Coat of arms
To understand the origin of the town’s coat of arms one has to travel to Egypt. In 31 BC, Octavius defeated Anthony and Cleopatra’s fleet in the battle of Actium, and ensured Roman control of the Empire. Caesar Augustus was born.
A coin was struck in Nîmes to celebrate the event. On the reverse side was a crocodile chained to a palm tree surmounted by a laurel wreath, symbolizing the conquest of Egypt.
The inscription “Col Nem”, the Colony of Nîmes, suggests that victorious legionaries had been granted land near Nîmes. But in fact Nîmes was simply the place where the coin was minted.

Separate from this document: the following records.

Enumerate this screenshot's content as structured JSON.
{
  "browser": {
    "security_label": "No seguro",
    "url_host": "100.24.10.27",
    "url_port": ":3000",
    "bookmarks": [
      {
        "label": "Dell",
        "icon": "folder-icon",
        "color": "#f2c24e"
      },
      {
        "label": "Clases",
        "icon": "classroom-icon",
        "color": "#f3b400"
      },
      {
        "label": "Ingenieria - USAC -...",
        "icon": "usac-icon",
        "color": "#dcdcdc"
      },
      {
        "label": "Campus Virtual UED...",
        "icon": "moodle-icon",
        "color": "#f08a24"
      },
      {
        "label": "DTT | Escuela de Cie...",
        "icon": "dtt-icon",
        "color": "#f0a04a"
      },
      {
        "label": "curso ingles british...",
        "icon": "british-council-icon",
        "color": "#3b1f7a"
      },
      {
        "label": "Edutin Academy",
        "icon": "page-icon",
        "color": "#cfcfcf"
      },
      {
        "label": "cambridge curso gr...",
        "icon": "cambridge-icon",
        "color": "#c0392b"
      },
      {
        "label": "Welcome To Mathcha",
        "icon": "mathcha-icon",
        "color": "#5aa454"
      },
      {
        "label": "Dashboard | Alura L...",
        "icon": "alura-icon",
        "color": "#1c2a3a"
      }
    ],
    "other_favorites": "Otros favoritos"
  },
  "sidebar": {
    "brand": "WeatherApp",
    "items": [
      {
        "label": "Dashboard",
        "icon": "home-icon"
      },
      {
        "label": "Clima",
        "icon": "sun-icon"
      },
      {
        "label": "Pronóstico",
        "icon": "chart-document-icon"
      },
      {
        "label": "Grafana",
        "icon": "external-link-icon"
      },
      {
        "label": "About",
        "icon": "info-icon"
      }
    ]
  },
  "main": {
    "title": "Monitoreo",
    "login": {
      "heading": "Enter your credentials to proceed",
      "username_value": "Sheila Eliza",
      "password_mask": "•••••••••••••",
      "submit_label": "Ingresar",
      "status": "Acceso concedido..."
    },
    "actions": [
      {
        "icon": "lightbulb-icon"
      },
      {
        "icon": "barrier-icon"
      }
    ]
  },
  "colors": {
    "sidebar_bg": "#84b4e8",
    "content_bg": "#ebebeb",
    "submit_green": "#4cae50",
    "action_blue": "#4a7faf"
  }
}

Over the centuries, the people of Nîmes became attached to these relatively common coins.
In 1535 they were authorized by king François 1 to adopt the palm tree and the crocodile as the town’s coat of arms. Since then the inhabitants have been extremely proud of their crest.

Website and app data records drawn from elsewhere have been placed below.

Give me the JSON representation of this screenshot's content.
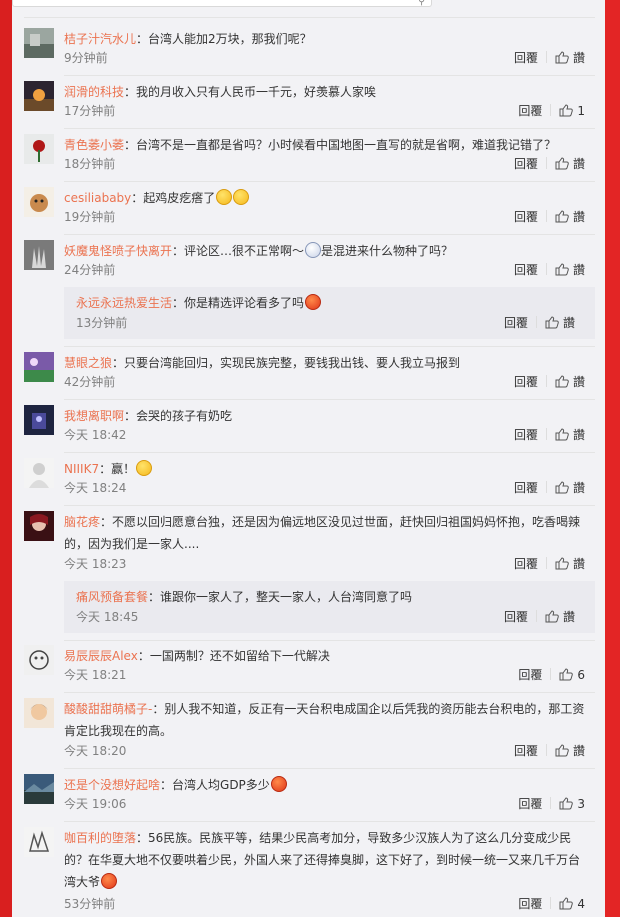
{
  "ui": {
    "reply_label": "回覆",
    "like_label": "讚"
  },
  "comments": [
    {
      "user": "桔子汁汽水儿",
      "text": "：台湾人能加2万块，那我们呢？",
      "time": "9分钟前",
      "likes": "讚"
    },
    {
      "user": "润滑的科技",
      "text": "：我的月收入只有人民币一千元，好羡慕人家唉",
      "time": "17分钟前",
      "likes": "1"
    },
    {
      "user": "青色萎小萎",
      "text": "：台湾不是一直都是省吗？小时候看中国地图一直写的就是省啊，难道我记错了？",
      "time": "18分钟前",
      "likes": "讚"
    },
    {
      "user": "cesiliababy",
      "text": "：起鸡皮疙瘩了",
      "time": "19分钟前",
      "likes": "讚"
    },
    {
      "user": "妖魔鬼怪喷子快离开",
      "text_a": "：评论区…很不正常啊～",
      "text_b": "是混进来什么物种了吗？",
      "time": "24分钟前",
      "likes": "讚"
    },
    {
      "user": "永远永远热爱生活",
      "text": "：你是精选评论看多了吗",
      "time": "13分钟前",
      "likes": "讚"
    },
    {
      "user": "慧眼之狼",
      "text": "：只要台湾能回归，实现民族完整，要钱我出钱、要人我立马报到",
      "time": "42分钟前",
      "likes": "讚"
    },
    {
      "user": "我想离职啊",
      "text": "：会哭的孩子有奶吃",
      "time": "今天 18:42",
      "likes": "讚"
    },
    {
      "user": "NIIIK7",
      "text": "：赢！",
      "time": "今天 18:24",
      "likes": "讚"
    },
    {
      "user": "脑花疼",
      "text_line1": "：不愿以回归愿意台独，还是因为偏远地区没见过世面，赶快回归祖国妈妈怀抱，吃香喝辣",
      "text_line2": "的，因为我们是一家人....",
      "time": "今天 18:23",
      "likes": "讚"
    },
    {
      "user": "痛风预备套餐",
      "text": "：谁跟你一家人了，整天一家人，人台湾同意了吗",
      "time": "今天 18:45",
      "likes": "讚"
    },
    {
      "user": "易辰辰辰Alex",
      "text": "：一国两制？还不如留给下一代解决",
      "time": "今天 18:21",
      "likes": "6"
    },
    {
      "user": "酸酸甜甜萌橘子-",
      "text_line1": "：别人我不知道，反正有一天台积电成国企以后凭我的资历能去台积电的，那工资",
      "text_line2": "肯定比我现在的高。",
      "time": "今天 18:20",
      "likes": "讚"
    },
    {
      "user": "还是个没想好起啥",
      "text": "：台湾人均GDP多少",
      "time": "今天 19:06",
      "likes": "3"
    },
    {
      "user": "咖百利的堕落",
      "text_line1": "：56民族。民族平等，结果少民高考加分，导致多少汉族人为了这么几分变成少民",
      "text_line2": "的？在华夏大地不仅要哄着少民，外国人来了还得捧臭脚，这下好了，到时候一统一又来几千万台",
      "text_line3": "湾大爷",
      "time": "53分钟前",
      "likes": "4"
    }
  ],
  "colors": {
    "username": "#eb7350",
    "side_red": "#e32525",
    "panel_bg": "#f2f2f5"
  }
}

Redesigned in 1986 by Philippe Starck, it can be found all over the town, even in the bronze studs set in the paving of the old town.